Verse 19: The plural sgrifis (claws) can be taken figuratively here as clutches.
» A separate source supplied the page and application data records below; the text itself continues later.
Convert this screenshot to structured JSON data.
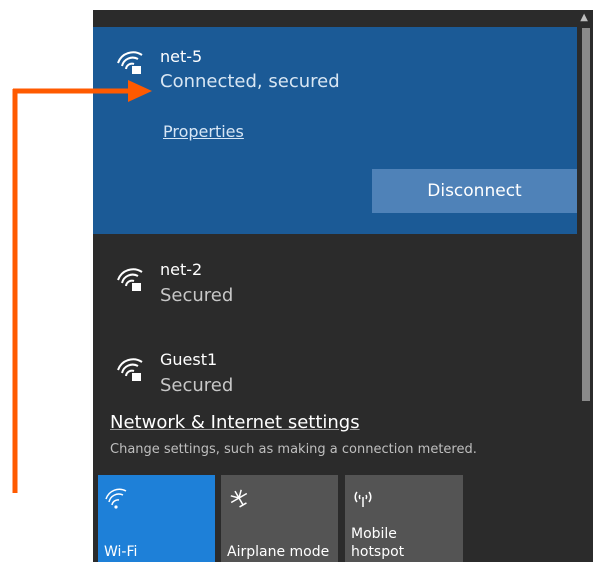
{
  "networks": [
    {
      "name": "net-5",
      "status": "Connected, secured",
      "properties": "Properties",
      "disconnect": "Disconnect"
    },
    {
      "name": "net-2",
      "status": "Secured"
    },
    {
      "name": "Guest1",
      "status": "Secured"
    }
  ],
  "settings": {
    "title": "Network & Internet settings",
    "subtitle": "Change settings, such as making a connection metered."
  },
  "tiles": [
    {
      "label": "Wi-Fi",
      "icon": "wifi-icon",
      "active": true
    },
    {
      "label": "Airplane mode",
      "icon": "airplane-icon",
      "active": false
    },
    {
      "label_line1": "Mobile",
      "label_line2": "hotspot",
      "icon": "hotspot-icon",
      "active": false
    }
  ],
  "colors": {
    "connected_bg": "#1b5a96",
    "panel_bg": "#2b2b2b",
    "wifi_tile": "#1e80d8",
    "annotation_arrow": "#ff5a00"
  }
}
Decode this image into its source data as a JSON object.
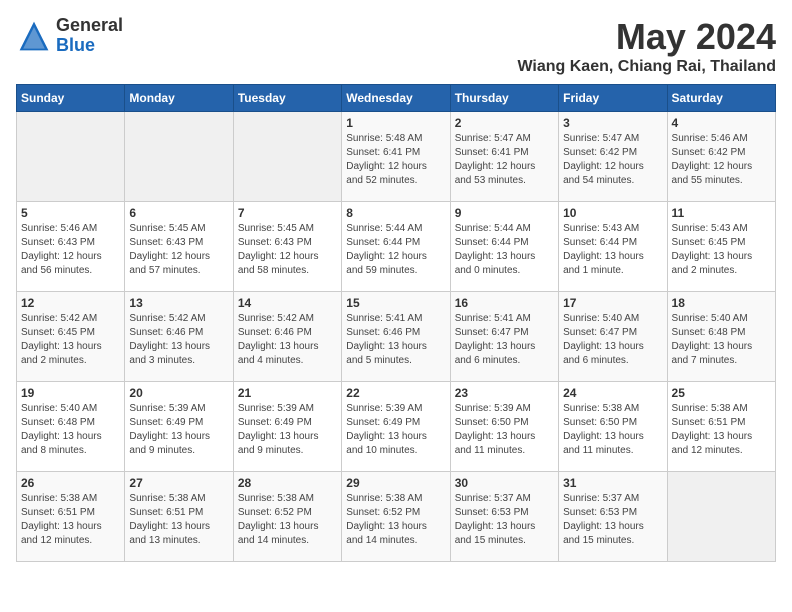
{
  "logo": {
    "general": "General",
    "blue": "Blue"
  },
  "title": "May 2024",
  "subtitle": "Wiang Kaen, Chiang Rai, Thailand",
  "days": [
    "Sunday",
    "Monday",
    "Tuesday",
    "Wednesday",
    "Thursday",
    "Friday",
    "Saturday"
  ],
  "weeks": [
    [
      {
        "day": "",
        "content": ""
      },
      {
        "day": "",
        "content": ""
      },
      {
        "day": "",
        "content": ""
      },
      {
        "day": "1",
        "content": "Sunrise: 5:48 AM\nSunset: 6:41 PM\nDaylight: 12 hours\nand 52 minutes."
      },
      {
        "day": "2",
        "content": "Sunrise: 5:47 AM\nSunset: 6:41 PM\nDaylight: 12 hours\nand 53 minutes."
      },
      {
        "day": "3",
        "content": "Sunrise: 5:47 AM\nSunset: 6:42 PM\nDaylight: 12 hours\nand 54 minutes."
      },
      {
        "day": "4",
        "content": "Sunrise: 5:46 AM\nSunset: 6:42 PM\nDaylight: 12 hours\nand 55 minutes."
      }
    ],
    [
      {
        "day": "5",
        "content": "Sunrise: 5:46 AM\nSunset: 6:43 PM\nDaylight: 12 hours\nand 56 minutes."
      },
      {
        "day": "6",
        "content": "Sunrise: 5:45 AM\nSunset: 6:43 PM\nDaylight: 12 hours\nand 57 minutes."
      },
      {
        "day": "7",
        "content": "Sunrise: 5:45 AM\nSunset: 6:43 PM\nDaylight: 12 hours\nand 58 minutes."
      },
      {
        "day": "8",
        "content": "Sunrise: 5:44 AM\nSunset: 6:44 PM\nDaylight: 12 hours\nand 59 minutes."
      },
      {
        "day": "9",
        "content": "Sunrise: 5:44 AM\nSunset: 6:44 PM\nDaylight: 13 hours\nand 0 minutes."
      },
      {
        "day": "10",
        "content": "Sunrise: 5:43 AM\nSunset: 6:44 PM\nDaylight: 13 hours\nand 1 minute."
      },
      {
        "day": "11",
        "content": "Sunrise: 5:43 AM\nSunset: 6:45 PM\nDaylight: 13 hours\nand 2 minutes."
      }
    ],
    [
      {
        "day": "12",
        "content": "Sunrise: 5:42 AM\nSunset: 6:45 PM\nDaylight: 13 hours\nand 2 minutes."
      },
      {
        "day": "13",
        "content": "Sunrise: 5:42 AM\nSunset: 6:46 PM\nDaylight: 13 hours\nand 3 minutes."
      },
      {
        "day": "14",
        "content": "Sunrise: 5:42 AM\nSunset: 6:46 PM\nDaylight: 13 hours\nand 4 minutes."
      },
      {
        "day": "15",
        "content": "Sunrise: 5:41 AM\nSunset: 6:46 PM\nDaylight: 13 hours\nand 5 minutes."
      },
      {
        "day": "16",
        "content": "Sunrise: 5:41 AM\nSunset: 6:47 PM\nDaylight: 13 hours\nand 6 minutes."
      },
      {
        "day": "17",
        "content": "Sunrise: 5:40 AM\nSunset: 6:47 PM\nDaylight: 13 hours\nand 6 minutes."
      },
      {
        "day": "18",
        "content": "Sunrise: 5:40 AM\nSunset: 6:48 PM\nDaylight: 13 hours\nand 7 minutes."
      }
    ],
    [
      {
        "day": "19",
        "content": "Sunrise: 5:40 AM\nSunset: 6:48 PM\nDaylight: 13 hours\nand 8 minutes."
      },
      {
        "day": "20",
        "content": "Sunrise: 5:39 AM\nSunset: 6:49 PM\nDaylight: 13 hours\nand 9 minutes."
      },
      {
        "day": "21",
        "content": "Sunrise: 5:39 AM\nSunset: 6:49 PM\nDaylight: 13 hours\nand 9 minutes."
      },
      {
        "day": "22",
        "content": "Sunrise: 5:39 AM\nSunset: 6:49 PM\nDaylight: 13 hours\nand 10 minutes."
      },
      {
        "day": "23",
        "content": "Sunrise: 5:39 AM\nSunset: 6:50 PM\nDaylight: 13 hours\nand 11 minutes."
      },
      {
        "day": "24",
        "content": "Sunrise: 5:38 AM\nSunset: 6:50 PM\nDaylight: 13 hours\nand 11 minutes."
      },
      {
        "day": "25",
        "content": "Sunrise: 5:38 AM\nSunset: 6:51 PM\nDaylight: 13 hours\nand 12 minutes."
      }
    ],
    [
      {
        "day": "26",
        "content": "Sunrise: 5:38 AM\nSunset: 6:51 PM\nDaylight: 13 hours\nand 12 minutes."
      },
      {
        "day": "27",
        "content": "Sunrise: 5:38 AM\nSunset: 6:51 PM\nDaylight: 13 hours\nand 13 minutes."
      },
      {
        "day": "28",
        "content": "Sunrise: 5:38 AM\nSunset: 6:52 PM\nDaylight: 13 hours\nand 14 minutes."
      },
      {
        "day": "29",
        "content": "Sunrise: 5:38 AM\nSunset: 6:52 PM\nDaylight: 13 hours\nand 14 minutes."
      },
      {
        "day": "30",
        "content": "Sunrise: 5:37 AM\nSunset: 6:53 PM\nDaylight: 13 hours\nand 15 minutes."
      },
      {
        "day": "31",
        "content": "Sunrise: 5:37 AM\nSunset: 6:53 PM\nDaylight: 13 hours\nand 15 minutes."
      },
      {
        "day": "",
        "content": ""
      }
    ]
  ]
}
I rispuinderin: un egjizian nus à gjavadis fûr des sgrifis dai pastôrs (they responded to him: an Egyptian rescued us from the clutches of the shepherds); al à ancje urît par nô (he also drew for us) e nus à imbeverade dute la minuçarìe (and watered the entire flock for us; and watered all the sheep for us).

Verse 20: Là esal cumò?, ur domandà a lis fiis (where is he now?, he asked his daughters), parcè po vêso lassât chest om dibessôl? (why ever did you leave this man on his own?). Invidaitlu a cjoli une bocjade: invite him to have something to eat.

Verse 21: Mosè al acetà di sistemâsi dongje di chest om (Moses consented to settle alongside this man), che i dè ancje sô fie Zipore (who also gave him his daughter Zipporah {for wife}).

Verse 22: Chê e parturì un frut (she bore a son [boy]) che lui i metè non Gherson (whom he named Gershom [unto whom he put {the} name Gershom]), parcè che, dissal (for, {as} he said): jo o soi un forest in tiere foreste (I am a foreigner in a foreign land).

Versets 23-25

Vocabulary: intant (in the meantime), passâ (to pass, to elapse), une vore di (a great deal of), il timp (time), il re (king), l’Egjit (Egypt), murî (to die), un israelit (Israelite), gemi (to groan; also zemi), la sclavitût (slavery, enslavement, bondage), berlâ (to yell, to cry out), clamâ (to call), il jutori (help), il berli (outcry, yell), dal font di (by reason of, on account of, owing to), lâ sù infint a Diu (to go up to God), sintî (to hear), il gemit (groan), visâsi di (to remember), il pat (covenant, pact), viodi (to see), capî (to understand).

Verse 23: Intant al passà une vore di timp (meanwhile a great deal of time went by), e ancje il re dal Egjit al murì (and the king of Egypt died also). I israelits a gemevin (the Israelites were groaning) pe sclavitût che a vevin (on account of the bondage to which they had been subjected [for the bondage that they were having]) e berlant (and in crying out) a clamavin jutori (they called [were calling] for help) e i lôr berlis (and their outcries), dal font de lôr sclavitût (by reason of their bondage), a lerin sù infint a Diu (went all the way up to God).

Verse 24: Diu al sintì i lôr gemits (God heard their groans); si visà dal pat che al veve fat (he remembered the covenant that he had made) cun Abram, cun Isac e cun Jacop (with Abraham, Isaac and Jacob).

Verse 25: Diu al viodè i israelits (God saw the Israelites) e Diu al capì (and God understood).